• _Exercise prompt_:
Every line in the records below that holds the word "name" is to be copied.

• _Data shown_:

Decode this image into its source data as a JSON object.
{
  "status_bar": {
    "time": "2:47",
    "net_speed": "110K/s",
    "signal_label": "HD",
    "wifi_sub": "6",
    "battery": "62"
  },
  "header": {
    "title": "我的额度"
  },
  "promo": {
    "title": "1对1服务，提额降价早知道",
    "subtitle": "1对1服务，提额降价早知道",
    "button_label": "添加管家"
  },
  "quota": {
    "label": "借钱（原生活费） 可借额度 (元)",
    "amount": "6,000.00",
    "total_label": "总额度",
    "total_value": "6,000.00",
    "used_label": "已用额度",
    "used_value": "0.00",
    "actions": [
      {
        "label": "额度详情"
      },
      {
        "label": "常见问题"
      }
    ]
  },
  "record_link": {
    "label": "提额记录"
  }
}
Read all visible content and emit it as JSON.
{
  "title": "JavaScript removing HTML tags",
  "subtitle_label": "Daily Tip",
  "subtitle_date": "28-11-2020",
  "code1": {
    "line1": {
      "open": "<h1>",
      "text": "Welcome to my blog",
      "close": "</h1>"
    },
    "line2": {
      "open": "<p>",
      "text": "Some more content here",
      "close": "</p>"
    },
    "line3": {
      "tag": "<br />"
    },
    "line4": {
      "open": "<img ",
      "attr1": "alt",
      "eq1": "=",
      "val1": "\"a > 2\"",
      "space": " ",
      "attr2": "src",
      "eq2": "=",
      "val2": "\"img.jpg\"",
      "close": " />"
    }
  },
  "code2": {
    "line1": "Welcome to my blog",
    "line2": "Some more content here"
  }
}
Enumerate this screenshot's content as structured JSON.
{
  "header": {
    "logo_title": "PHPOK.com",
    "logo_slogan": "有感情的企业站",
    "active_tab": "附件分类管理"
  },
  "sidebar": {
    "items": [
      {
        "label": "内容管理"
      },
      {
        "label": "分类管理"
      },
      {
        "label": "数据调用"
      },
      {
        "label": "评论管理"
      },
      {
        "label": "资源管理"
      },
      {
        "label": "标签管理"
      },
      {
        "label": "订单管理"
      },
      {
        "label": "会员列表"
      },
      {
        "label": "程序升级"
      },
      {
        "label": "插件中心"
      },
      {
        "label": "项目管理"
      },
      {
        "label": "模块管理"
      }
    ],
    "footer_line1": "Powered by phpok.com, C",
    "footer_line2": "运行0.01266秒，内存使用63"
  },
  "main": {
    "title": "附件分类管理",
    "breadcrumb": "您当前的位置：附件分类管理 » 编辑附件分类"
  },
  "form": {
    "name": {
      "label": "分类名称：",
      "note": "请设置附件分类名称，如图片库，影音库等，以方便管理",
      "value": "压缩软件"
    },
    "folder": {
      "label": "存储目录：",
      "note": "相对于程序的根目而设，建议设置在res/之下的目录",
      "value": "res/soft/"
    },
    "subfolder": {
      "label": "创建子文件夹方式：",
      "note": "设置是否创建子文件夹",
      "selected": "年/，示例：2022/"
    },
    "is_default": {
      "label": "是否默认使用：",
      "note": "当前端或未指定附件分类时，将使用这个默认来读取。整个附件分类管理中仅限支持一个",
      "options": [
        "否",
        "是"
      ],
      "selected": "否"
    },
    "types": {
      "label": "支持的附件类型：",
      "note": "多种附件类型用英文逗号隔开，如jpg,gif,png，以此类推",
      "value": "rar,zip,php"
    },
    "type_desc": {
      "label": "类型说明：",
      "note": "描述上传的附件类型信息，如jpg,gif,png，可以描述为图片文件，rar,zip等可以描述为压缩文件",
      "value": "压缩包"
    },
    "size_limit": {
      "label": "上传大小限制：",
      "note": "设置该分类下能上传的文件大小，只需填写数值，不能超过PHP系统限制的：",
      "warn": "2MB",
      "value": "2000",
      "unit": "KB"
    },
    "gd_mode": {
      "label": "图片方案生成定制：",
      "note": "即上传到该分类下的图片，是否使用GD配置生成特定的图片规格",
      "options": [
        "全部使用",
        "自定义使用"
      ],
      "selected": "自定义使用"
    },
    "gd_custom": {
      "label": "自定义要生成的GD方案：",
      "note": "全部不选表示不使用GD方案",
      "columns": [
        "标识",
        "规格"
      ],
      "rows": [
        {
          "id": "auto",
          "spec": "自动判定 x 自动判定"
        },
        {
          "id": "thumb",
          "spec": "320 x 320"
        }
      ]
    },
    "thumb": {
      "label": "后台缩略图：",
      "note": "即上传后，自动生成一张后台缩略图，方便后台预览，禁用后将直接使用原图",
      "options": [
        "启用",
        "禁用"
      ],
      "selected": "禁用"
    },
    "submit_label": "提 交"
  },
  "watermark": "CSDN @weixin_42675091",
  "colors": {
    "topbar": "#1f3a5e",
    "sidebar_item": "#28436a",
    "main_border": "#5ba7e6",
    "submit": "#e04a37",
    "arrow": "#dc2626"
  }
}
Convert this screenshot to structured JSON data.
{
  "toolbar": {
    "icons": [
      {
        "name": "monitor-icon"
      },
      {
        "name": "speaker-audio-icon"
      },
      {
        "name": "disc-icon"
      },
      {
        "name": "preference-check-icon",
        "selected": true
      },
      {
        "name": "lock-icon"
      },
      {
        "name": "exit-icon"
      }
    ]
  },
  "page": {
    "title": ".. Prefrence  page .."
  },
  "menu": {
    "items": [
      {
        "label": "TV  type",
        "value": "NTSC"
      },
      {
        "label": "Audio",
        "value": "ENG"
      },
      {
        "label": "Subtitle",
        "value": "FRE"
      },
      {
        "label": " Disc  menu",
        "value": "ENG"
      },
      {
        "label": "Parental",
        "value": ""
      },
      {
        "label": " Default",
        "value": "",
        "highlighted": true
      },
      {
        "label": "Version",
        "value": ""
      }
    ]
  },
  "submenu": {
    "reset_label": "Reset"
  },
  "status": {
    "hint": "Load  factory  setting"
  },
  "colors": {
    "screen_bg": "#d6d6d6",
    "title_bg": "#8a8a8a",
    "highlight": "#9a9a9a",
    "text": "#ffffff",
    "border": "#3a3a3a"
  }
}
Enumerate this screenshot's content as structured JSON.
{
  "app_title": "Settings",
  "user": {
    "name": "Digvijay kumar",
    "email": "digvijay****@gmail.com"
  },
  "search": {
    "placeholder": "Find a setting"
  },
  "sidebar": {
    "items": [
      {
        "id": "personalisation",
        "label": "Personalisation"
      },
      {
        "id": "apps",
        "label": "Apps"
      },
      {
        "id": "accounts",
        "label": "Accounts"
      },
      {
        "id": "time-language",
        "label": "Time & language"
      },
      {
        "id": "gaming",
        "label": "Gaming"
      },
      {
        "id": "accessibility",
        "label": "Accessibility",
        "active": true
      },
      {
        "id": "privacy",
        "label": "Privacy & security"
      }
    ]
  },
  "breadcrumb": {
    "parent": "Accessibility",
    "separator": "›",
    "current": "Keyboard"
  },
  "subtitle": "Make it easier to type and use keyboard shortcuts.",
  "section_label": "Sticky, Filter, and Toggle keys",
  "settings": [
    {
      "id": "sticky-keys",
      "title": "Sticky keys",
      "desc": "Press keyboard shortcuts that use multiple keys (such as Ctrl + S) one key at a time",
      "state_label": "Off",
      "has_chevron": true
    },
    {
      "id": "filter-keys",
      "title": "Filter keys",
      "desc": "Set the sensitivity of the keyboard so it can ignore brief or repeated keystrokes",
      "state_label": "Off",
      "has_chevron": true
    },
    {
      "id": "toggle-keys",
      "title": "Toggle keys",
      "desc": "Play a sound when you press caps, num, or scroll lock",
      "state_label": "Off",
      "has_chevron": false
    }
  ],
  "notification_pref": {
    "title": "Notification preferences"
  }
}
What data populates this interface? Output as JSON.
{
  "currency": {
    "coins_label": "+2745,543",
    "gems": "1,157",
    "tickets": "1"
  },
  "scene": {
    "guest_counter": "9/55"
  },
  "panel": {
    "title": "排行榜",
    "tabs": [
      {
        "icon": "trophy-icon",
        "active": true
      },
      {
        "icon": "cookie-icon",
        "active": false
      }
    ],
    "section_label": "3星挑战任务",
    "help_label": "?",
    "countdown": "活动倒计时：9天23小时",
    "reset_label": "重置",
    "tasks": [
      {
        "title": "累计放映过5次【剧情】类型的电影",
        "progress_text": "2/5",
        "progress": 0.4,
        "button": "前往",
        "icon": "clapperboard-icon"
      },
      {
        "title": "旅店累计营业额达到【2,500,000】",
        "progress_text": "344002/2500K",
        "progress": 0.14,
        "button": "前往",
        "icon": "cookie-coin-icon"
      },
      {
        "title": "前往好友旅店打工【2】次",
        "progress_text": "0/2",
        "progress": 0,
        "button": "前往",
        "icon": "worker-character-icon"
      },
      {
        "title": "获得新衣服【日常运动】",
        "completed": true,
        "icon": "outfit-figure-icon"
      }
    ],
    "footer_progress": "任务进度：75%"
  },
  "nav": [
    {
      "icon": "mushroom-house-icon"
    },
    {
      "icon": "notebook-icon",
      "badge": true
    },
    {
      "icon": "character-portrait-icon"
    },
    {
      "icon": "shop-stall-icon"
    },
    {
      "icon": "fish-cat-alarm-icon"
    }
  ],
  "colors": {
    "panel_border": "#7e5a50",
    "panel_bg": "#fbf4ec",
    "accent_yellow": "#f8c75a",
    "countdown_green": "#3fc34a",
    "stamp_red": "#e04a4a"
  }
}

• _Exercise result_:
    "name": {
        "name": "monitor-icon"
        "name": "speaker-audio-icon"
        "name": "disc-icon"
        "name": "preference-check-icon",
        "name": "lock-icon"
        "name": "exit-icon"
    "name": "Digvijay kumar",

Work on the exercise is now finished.